Strengthen your verbs: Go through your piece and take note of verbs that are not specific or dynamic. For example, in the following sentence: How to make your draft better reads different than How to strengthen your draft. Strengthen is more specific and it helps to make the sentence more concise.
Cut long sentences in two: I’m not talking about run-on sentences. Many long sentences are grammatically correct. But long sentences often contain several ideas, so they can easily lose the reader’s focus because they don’t provide a break, leading readers to get stuck or lose interest, and perhaps the reader might get bored and go watch TV instead. See what I mean? If you spot a comma-heavy sentence, try to give each idea its own sentence.
Axe the adverbs (a.k.a. -ly words): Adverbs weaken your copy because these excess words are not truly descriptive. Rather than saying the girl runs quickly, say she sprints. Instead of describing the cat as walking slowly, say he creeps or tiptoes. The screen door didn’t shut noisily, it banged shut. Find a more powerful verb to replace the weak verb + weak -ly adverb combo.

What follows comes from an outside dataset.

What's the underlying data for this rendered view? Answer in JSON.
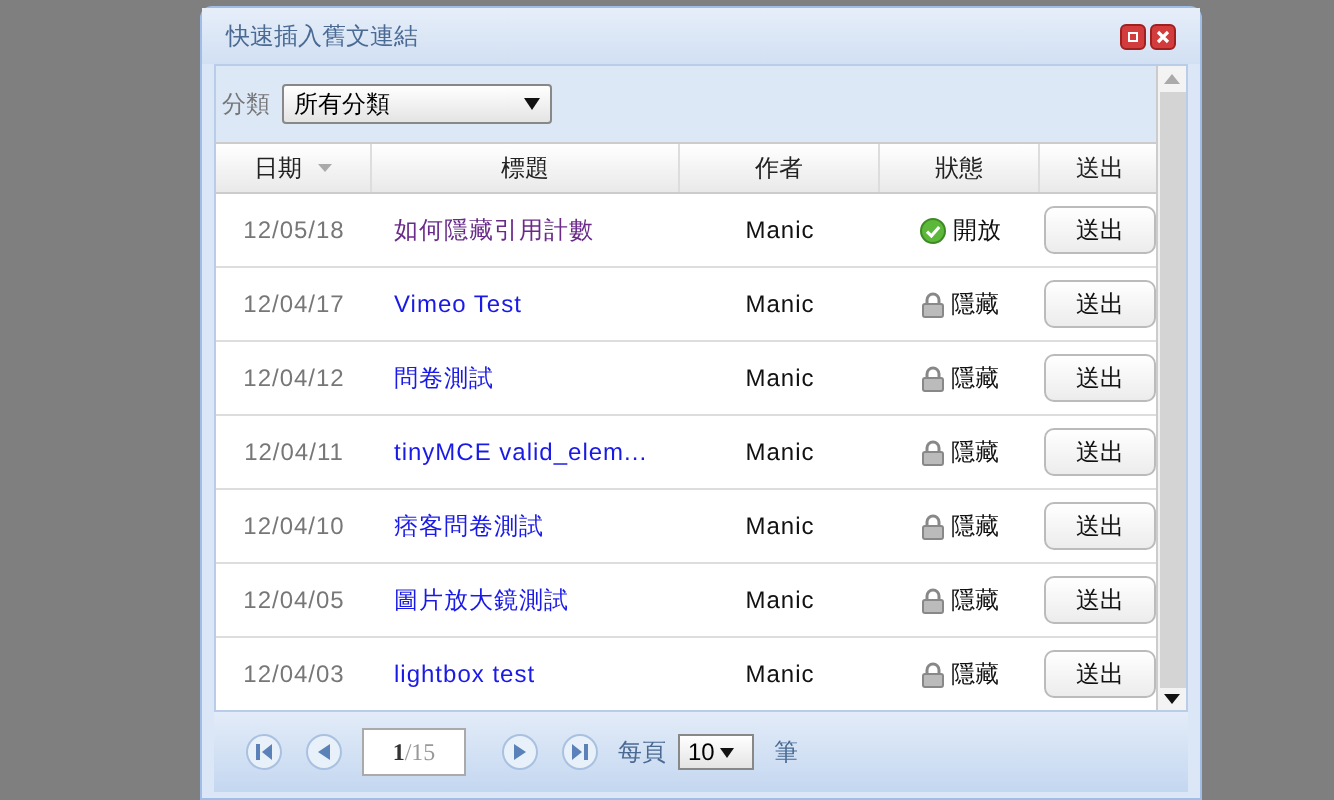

When authors share their work, they typically read a brief excerpt to an audience and then talk about how/why they wrote that excerpt in the way that they did. Create a 2-5 minute video or audio of yourself reading a portion of your piece out loud. Why did you choose this excerpt? What were your goals in writing it? Make sure to leave us wanting more so that we will read your entire piece when it is published. Here are some tips on reading out loud.
To prepare for your reading, do the following:
Choose an excerpt that hooks readers.
Practice what you want to say about the excerpt. Give listeners just enough insight to peak their interest. Don’t say too much, though, because they won’t be driven to read your piece.
Slow down! When we are nervous, we tend to read fast so we can get done sooner. Slow down so that listeners can hang on to the words you carefully wrote.
Practice! Read it to yourself in the mirror. Record yourself and watch/listen to it. Figure out what is most powerful and go for it.
“Publishing a book is like stuffing a note into a bottle and hurling it into the sea. Some bottles drown, some come safe to land, where the notes are read and then possibly cherished, or else misinterpreted, or else understood all too well by those who hate the message. You never know who your readers might be.” ― Margaret Atwood
Congratulations! You made it through the final week. Now you have a final piece that you are proud of and it’s time to share it with others. There are many ways to publish your final piece. You can create a website that showcases your work (e.g., weebly is free). You can use Wattpad, Storybird, Storyboard, or Storyjumper. You can also use a simple word document. Take a look at how campers have published in the past by looking through our past publications. Once you get it online in the format of your choice, send it to us (firstname.lastname@example.org) and we will publish it on our website.
What advice would you give to people about writing? We will post this advice on our website for future campers.
Make your own author talk! We would love to publish a short video (1-2 minutes) of you talking about your final piece. Use the videos that you’ve watched all week as a model.